Experts have urged commissioners to design GP services around the principle of continuity of care, after a new analysis showed that it could have a substantial effect on reducing costs from hospital admissions.
The research from the University of Leicester estimates a 1% increase in continuity of care over a year could save £20,000 per GP practice, and urges commissioners to design services to protect continuity.
Previous studies have shown reductions in emergency admissions, but this new analysis shows even a small increases in the proportion of patients able to see a particular GP could cut up to eight elective admissions per year per practice.
The research – published last month in the Journal of Public Health – looked at patient survey scores from GP practices in two PCTs – Leicester City and Leicestershire County and Rutland – from 2006/7 and 2007/8.
They then compared them with admissions data and found practices with a higher male population, and those in which more patients were able to see a specific GP, were associated with lower rates of elective admissions.
A 1% increase in the proportion of patients able to see a particular doctor was associated with a reduction of 7.6 elective admissions per year in the average-sized practice for 2006/07 and 3.1 elective admissions for 2007/08.
They calculated practices in the 2006/7 sample would save £20,000 on average through a 1% increase in the proportion of patients able to see a specific GP.
The findings raise questions about the NHS Outcomes Framework, which compels commissioners to improve access to primary care services and boost ‘patient experience of primary care’, but does not contain any requirement to ensure continuity of care.
Study leader Professor Richard Baker, professor of quality in healthcare at the University of Leicester, said: ‘The weight of evidence is sufficient to justify the avoidance of initiatives in primary care that reduce continuity and of evaluations of interventions to improve continuity.’
Professor Martin Roland, a professor of health services research at the University of Cambridge and a GP in the city, said the research was part of a body of evidence that was being ignored by the Department of Health.
He said: ‘This Government doesn’t understand the importance of continuity. They and the last government have had a strong focus on improving access, at the expense of continuity of care. But both should be valued equally.’
Dr Malcolm Kendrick, a GP in Macclesfield, Cheshire, agreed, but said continuity across the NHS was becoming much more difficult as the number of providers increases.
He said: ‘We need more integration between GP care, social care and other services to provide continuity as a support network.’

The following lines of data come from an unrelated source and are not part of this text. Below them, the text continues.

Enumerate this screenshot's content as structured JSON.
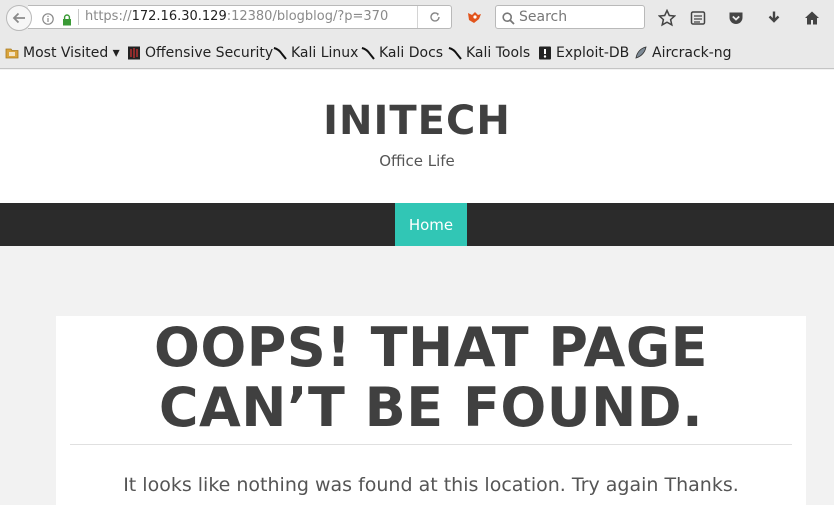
{
  "browser": {
    "url_prefix": "https://",
    "url_host": "172.16.30.129",
    "url_rest": ":12380/blogblog/?p=370",
    "search_placeholder": "Search"
  },
  "bookmarks": [
    {
      "label": "Most Visited ▾",
      "icon": "folder-icon"
    },
    {
      "label": "Offensive Security",
      "icon": "offsec-icon"
    },
    {
      "label": "Kali Linux",
      "icon": "kali-icon"
    },
    {
      "label": "Kali Docs",
      "icon": "kali-icon"
    },
    {
      "label": "Kali Tools",
      "icon": "kali-icon"
    },
    {
      "label": "Exploit-DB",
      "icon": "exploitdb-icon"
    },
    {
      "label": "Aircrack-ng",
      "icon": "aircrack-icon"
    }
  ],
  "site": {
    "title": "INITECH",
    "description": "Office Life",
    "nav_home": "Home"
  },
  "content": {
    "heading": "OOPS! THAT PAGE CAN’T BE FOUND.",
    "message": "It looks like nothing was found at this location. Try again Thanks."
  },
  "colors": {
    "accent": "#31c6b5",
    "nav_bg": "#2b2b2b",
    "title": "#404040"
  }
}
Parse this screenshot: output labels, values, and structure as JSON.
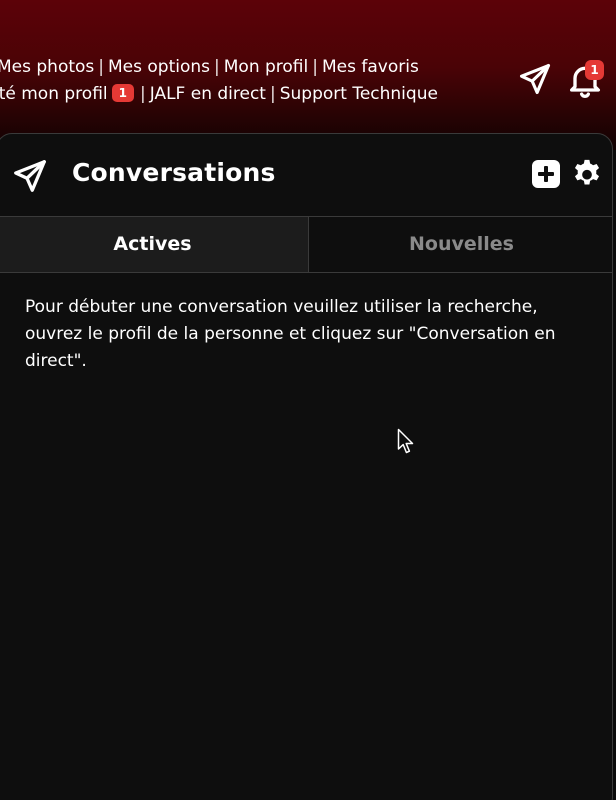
{
  "header": {
    "nav_line_1": [
      {
        "label": "Mes photos"
      },
      {
        "label": "Mes options"
      },
      {
        "label": "Mon profil"
      },
      {
        "label": "Mes favoris"
      }
    ],
    "nav_line_2": {
      "visit_label": "lté mon profil",
      "visit_badge": "1",
      "live_label": "JALF en direct",
      "support_label": "Support Technique"
    },
    "separator": "|",
    "icons": {
      "send": "send-icon",
      "bell": "bell-icon"
    },
    "notification_count": "1"
  },
  "panel": {
    "title": "Conversations",
    "icons": {
      "send": "send-icon",
      "add": "add-square-icon",
      "settings": "gear-icon"
    },
    "tabs": [
      {
        "label": "Actives",
        "active": true
      },
      {
        "label": "Nouvelles",
        "active": false
      }
    ],
    "message": "Pour débuter une conversation veuillez utiliser la recherche, ouvrez le profil de la personne et cliquez sur \"Conversation en direct\"."
  },
  "colors": {
    "header_bg": "#5c0208",
    "badge": "#e53935",
    "panel_bg": "#0e0e0e",
    "tab_active_bg": "#1c1c1c",
    "tab_inactive_text": "#8a8a8a"
  }
}
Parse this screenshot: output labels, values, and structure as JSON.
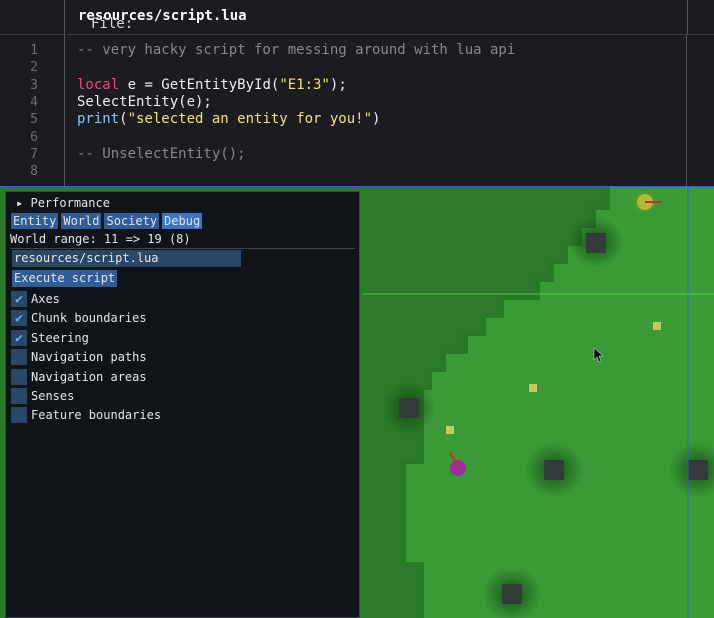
{
  "editor": {
    "file_label": "File:",
    "file_path": "resources/script.lua",
    "lines": [
      {
        "n": "1",
        "kind": "comment",
        "text": "-- very hacky script for messing around with lua api"
      },
      {
        "n": "2",
        "kind": "blank",
        "text": ""
      },
      {
        "n": "3",
        "kind": "local",
        "kw": "local",
        "mid": " e = GetEntityById(",
        "str": "\"E1:3\"",
        "end": ");"
      },
      {
        "n": "4",
        "kind": "plain",
        "text": "SelectEntity(e);"
      },
      {
        "n": "5",
        "kind": "print",
        "fn": "print",
        "open": "(",
        "str": "\"selected an entity for you!\"",
        "end": ")"
      },
      {
        "n": "6",
        "kind": "blank",
        "text": ""
      },
      {
        "n": "7",
        "kind": "comment",
        "text": "-- UnselectEntity();"
      },
      {
        "n": "8",
        "kind": "blank",
        "text": ""
      }
    ]
  },
  "panel": {
    "performance": "Performance",
    "tabs": [
      "Entity",
      "World",
      "Society",
      "Debug"
    ],
    "active_tab": "Debug",
    "world_range": "World range: 11 => 19 (8)",
    "script_path": "resources/script.lua",
    "execute_label": "Execute script",
    "checkboxes": [
      {
        "label": "Axes",
        "checked": true
      },
      {
        "label": "Chunk boundaries",
        "checked": true
      },
      {
        "label": "Steering",
        "checked": true
      },
      {
        "label": "Navigation paths",
        "checked": false
      },
      {
        "label": "Navigation areas",
        "checked": false
      },
      {
        "label": "Senses",
        "checked": false
      },
      {
        "label": "Feature boundaries",
        "checked": false
      }
    ]
  },
  "colors": {
    "grass_light": "#3a9b36",
    "grass_dark": "#2a7a2a",
    "chunk_line_blue": "#2f66c8",
    "chunk_line_green": "#48d048",
    "entity_purple": "#a02aa0",
    "entity_yellow": "#b8b836",
    "resource_yellow": "#c8c860",
    "block_dark": "#333a3a"
  }
}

A Department of Health spokesperson said: ‘We recognise that continuity of care can contribute to better patient outcomes.’
‘We are about to begin piloting new arrangement for patients to register with the most convenient practice that is likely to provide much greater overall continuity of care.’
Continuity of care, in numbers
7.6 – reduction in elective admissions per year for a 1% increase in continuity
£20,000 – savings per year for a 1% increase in continuity
£2,641 – cost per hospital admission
0 – number of indicators for continuity of care in NHS Outcomes Framework 2013/14
Source: J Pub Health 2012, online 23 March